CARES funding could assist renters, homeowners
The Board of County Commissioners already has submitted a plan to the state to employ Coronavirus Aid, Relief and Economic Stability (CARES) Act funding to help businesses.
A separate pot discussed during Tuesday’s monthly meeting could offer some relief to homeowners and renters.
Among $120 million in CARES Act funding coming to Florida Housing, roughly $175,000 is earmarked for Gulf County.
The dollars are focused on providing rental or mortgage assistance to those impacted by COVID-19, said Joe Paul, the county’s State Housing Initiatives Partnership (SHIP) administrator.
Specifically, Administrator Michael Hammond said, those who have lost job, have or do not qualify for unemployment, have incurred health care or child care costs due to unemployment.
The Apalachee Regional Planning Council will administer the program for 8 percent of the overall pie, with ARPC staff in the county twice a week once the money is hand and the process underway.
Commissioners will meet in a special meeting sometime next week to establish a cap and other parameters of the program.
“The sooner we can come up with a plan the sooner we can turn this money around,” Hammond said.
A first order of business will be a cap per recipient.
As Hammond noted, once administrative fees are backed out, there will be a little over $155,000 remaining.

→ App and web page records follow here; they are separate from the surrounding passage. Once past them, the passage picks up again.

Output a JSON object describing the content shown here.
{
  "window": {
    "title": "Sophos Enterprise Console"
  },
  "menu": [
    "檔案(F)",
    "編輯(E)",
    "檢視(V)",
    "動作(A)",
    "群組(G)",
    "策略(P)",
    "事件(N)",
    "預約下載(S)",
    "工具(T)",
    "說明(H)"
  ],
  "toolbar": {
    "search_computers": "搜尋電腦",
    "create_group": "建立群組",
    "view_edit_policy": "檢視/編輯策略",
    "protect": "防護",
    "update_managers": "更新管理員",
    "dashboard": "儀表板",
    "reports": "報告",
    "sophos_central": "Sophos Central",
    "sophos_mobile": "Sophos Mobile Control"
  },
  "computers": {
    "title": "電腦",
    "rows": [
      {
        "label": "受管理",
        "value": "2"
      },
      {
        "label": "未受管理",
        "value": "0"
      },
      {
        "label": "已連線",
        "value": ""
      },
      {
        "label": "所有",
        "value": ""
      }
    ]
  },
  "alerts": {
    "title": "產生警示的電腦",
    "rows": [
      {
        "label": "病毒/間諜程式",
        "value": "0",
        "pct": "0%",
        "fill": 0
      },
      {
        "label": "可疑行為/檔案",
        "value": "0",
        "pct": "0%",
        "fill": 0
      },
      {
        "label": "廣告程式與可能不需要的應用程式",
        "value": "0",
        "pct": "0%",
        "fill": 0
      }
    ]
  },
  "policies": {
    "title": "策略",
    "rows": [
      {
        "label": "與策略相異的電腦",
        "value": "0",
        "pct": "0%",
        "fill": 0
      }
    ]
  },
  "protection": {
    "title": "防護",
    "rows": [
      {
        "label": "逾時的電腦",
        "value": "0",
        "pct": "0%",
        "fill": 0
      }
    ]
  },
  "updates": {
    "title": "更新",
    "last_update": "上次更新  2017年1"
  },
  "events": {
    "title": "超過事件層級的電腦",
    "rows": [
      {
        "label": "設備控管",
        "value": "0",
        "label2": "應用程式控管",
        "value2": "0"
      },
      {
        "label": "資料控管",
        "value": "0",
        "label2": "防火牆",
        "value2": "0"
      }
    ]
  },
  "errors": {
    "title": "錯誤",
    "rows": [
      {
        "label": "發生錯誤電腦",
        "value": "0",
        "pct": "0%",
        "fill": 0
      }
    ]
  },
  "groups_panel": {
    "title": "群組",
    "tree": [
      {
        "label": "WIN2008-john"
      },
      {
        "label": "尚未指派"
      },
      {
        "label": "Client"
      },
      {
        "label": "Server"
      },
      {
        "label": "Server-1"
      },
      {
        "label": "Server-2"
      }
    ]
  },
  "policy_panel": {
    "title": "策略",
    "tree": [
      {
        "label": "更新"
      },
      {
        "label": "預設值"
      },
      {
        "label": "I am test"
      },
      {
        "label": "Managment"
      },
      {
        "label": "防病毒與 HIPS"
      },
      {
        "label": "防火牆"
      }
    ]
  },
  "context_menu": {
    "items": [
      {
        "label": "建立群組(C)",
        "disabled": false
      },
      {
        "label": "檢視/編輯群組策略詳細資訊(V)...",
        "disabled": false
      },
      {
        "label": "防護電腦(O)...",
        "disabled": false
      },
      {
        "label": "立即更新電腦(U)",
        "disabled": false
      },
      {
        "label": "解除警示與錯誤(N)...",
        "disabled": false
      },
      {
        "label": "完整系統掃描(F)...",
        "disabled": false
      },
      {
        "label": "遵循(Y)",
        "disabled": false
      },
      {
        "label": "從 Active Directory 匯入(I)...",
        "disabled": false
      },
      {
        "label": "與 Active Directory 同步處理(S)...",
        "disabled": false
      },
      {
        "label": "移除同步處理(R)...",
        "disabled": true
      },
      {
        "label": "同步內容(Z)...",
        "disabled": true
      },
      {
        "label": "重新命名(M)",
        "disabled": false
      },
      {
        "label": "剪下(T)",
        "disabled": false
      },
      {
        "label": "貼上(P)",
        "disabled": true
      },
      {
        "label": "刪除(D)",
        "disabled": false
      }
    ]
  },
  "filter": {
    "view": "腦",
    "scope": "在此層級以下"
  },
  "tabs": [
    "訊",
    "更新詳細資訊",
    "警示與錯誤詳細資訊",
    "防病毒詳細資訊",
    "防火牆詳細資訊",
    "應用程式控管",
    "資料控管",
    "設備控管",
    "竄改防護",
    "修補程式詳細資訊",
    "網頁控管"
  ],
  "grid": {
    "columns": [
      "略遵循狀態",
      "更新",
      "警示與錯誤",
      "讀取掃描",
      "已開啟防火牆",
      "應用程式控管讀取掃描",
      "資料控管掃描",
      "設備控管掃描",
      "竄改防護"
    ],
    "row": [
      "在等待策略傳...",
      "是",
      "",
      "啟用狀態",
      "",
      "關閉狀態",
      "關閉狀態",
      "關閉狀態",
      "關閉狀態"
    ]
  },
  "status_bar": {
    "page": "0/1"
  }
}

And that will only go so far; commissioners discussed a cap of between $1,000 and $2,000.
“The lower the cap the more people we can help,” Hammond said.
The county has already submitted a plan to the Florida Department of Emergency Management to use CARES Act funding establish a grant program for businesses impacted by the pandemic.
Once approved, under the program the county would provide one-time grants to local businesses, ranging up to $5,000, based on the number of full-time equivalent employees.
The county is also using some CARES Act dollars for a new fully-outfitted ambulance.
The county’s transfer station at Five Points is back in full operation, open 8 a.m. until 4 p.m. ET Monday through Saturday.
“It is much different than in recent years in that we are open all day Saturday,” said Mark Cothran, director of Public Works.
Saturday has long been a thorn for the county, commissioners of a mind to offer more convenience “for the working man.”
The transfer station was completely rebuilt using grant dollars after the prior station was taken down by Waste Pro, the county’s previous solid waste service provider.
The county and current provider, BCC, amended their five-year contract to remove BCC from operations of the transfer station and, well, transfer the station to the county.
Duke Energy will by the end of the year begin a construction project on two acres of land off Cape San Blas Road to install a battery station.
The 5.5-megawatt station is one of four Duke Energy is installing, at a cost between $10 million and $20 million, around the state.
The goal is to provide additional power during peak times.
“When we have full (usage) out there (in South Gulf) it can cause voltage issues so this will help with that,” said Danny Collins with Duke Energy.
The project, he added, should be completed in the first half of 2021.
He emphasized that the battery station is not a back-up if power went out, but was to be designed to provide additional capacity in South Gulf County during peak months.
The board voted to send a letter to the Bay County Board of Commissioners requesting that county increase its contributions to Gulf EMS.
The county entered into a contract roughly five years ago to provide ambulance service to Mexico Beach at a cost of $36,000 per year.
That service, Administrator Michael Hammond has stated, now costs the county in the neighborhood of $500,000.
The contract makes sense for both Gulf County and Mexico Beach due to proximity, however, with the county already slated to lose $400,000 in the coming year with EMS under ideal conditions, help from Bay is needed.
Commissioner Ward McDaniel emphasized the county had an “interest in continuing the relationship” and did not want to “spook them” with a huge increase.
“We want (a number) they could be comfortable with and we could be comfortable with,” McDaniel said.
The board approved a request for $150,000 per year from Bay County for ambulance.
“I think that is an extremely fair compromise,” Hammond said.